Exercise materials Start Marker
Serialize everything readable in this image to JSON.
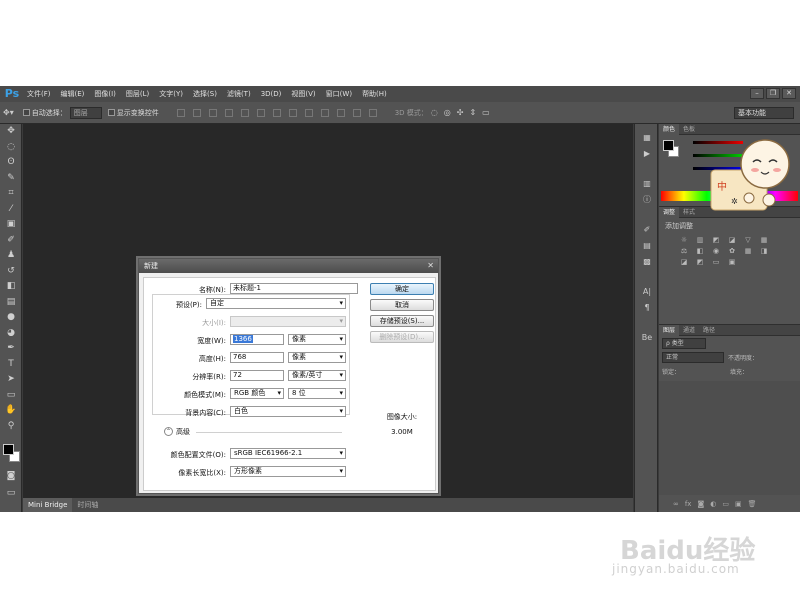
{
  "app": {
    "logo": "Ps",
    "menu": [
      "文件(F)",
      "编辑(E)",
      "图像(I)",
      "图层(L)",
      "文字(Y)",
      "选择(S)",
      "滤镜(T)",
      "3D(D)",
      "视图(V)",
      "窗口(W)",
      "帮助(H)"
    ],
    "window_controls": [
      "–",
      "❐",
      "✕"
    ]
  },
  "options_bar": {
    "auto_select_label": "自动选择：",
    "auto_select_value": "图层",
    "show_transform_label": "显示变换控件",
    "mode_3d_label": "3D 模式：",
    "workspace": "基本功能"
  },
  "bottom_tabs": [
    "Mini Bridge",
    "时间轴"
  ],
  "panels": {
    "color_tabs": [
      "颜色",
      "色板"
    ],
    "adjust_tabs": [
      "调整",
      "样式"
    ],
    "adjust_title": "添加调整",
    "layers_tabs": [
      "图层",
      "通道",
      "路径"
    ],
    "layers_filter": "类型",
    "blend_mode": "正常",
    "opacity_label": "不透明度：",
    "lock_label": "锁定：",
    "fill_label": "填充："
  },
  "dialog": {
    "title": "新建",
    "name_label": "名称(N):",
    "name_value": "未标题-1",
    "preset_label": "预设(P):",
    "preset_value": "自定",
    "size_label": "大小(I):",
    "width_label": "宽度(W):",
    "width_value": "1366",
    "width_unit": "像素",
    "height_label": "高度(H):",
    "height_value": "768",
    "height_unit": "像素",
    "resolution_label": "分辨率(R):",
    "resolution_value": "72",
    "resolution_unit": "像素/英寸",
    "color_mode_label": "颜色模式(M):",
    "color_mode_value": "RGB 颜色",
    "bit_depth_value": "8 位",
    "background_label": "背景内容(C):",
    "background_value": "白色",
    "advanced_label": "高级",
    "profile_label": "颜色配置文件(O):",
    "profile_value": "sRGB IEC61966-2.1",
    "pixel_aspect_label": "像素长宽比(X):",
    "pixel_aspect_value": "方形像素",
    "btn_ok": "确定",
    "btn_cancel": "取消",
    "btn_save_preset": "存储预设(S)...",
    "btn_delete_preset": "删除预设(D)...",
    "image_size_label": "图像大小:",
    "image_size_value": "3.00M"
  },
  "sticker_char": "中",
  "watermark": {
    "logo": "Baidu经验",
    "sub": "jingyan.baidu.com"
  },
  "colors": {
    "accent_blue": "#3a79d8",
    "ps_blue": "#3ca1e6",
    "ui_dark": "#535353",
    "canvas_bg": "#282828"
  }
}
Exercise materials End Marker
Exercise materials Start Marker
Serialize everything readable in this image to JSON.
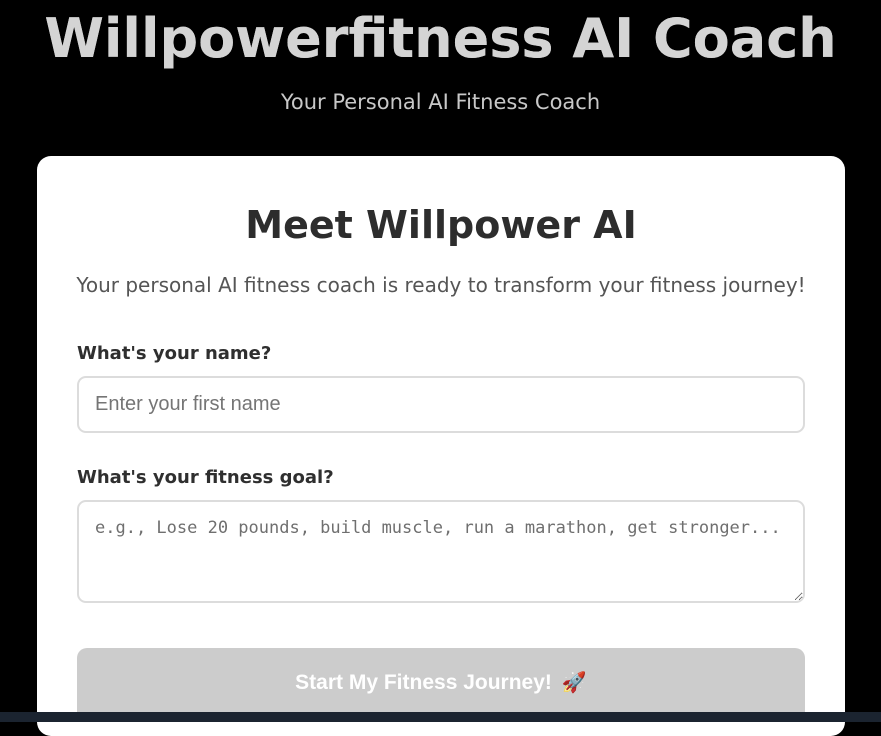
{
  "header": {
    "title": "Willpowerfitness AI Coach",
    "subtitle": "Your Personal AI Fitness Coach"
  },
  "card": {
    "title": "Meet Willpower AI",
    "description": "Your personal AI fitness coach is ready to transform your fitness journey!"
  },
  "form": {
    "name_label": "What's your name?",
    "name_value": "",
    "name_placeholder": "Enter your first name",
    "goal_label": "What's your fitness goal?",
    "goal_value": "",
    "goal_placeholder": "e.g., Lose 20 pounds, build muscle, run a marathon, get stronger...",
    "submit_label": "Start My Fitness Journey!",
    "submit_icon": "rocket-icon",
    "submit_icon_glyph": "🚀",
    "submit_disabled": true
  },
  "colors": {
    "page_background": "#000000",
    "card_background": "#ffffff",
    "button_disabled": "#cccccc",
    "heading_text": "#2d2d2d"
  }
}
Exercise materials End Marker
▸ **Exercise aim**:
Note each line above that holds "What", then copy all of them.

▸ **Response to the task**:
    "name_label": "What's your name?",
    "goal_label": "What's your fitness goal?",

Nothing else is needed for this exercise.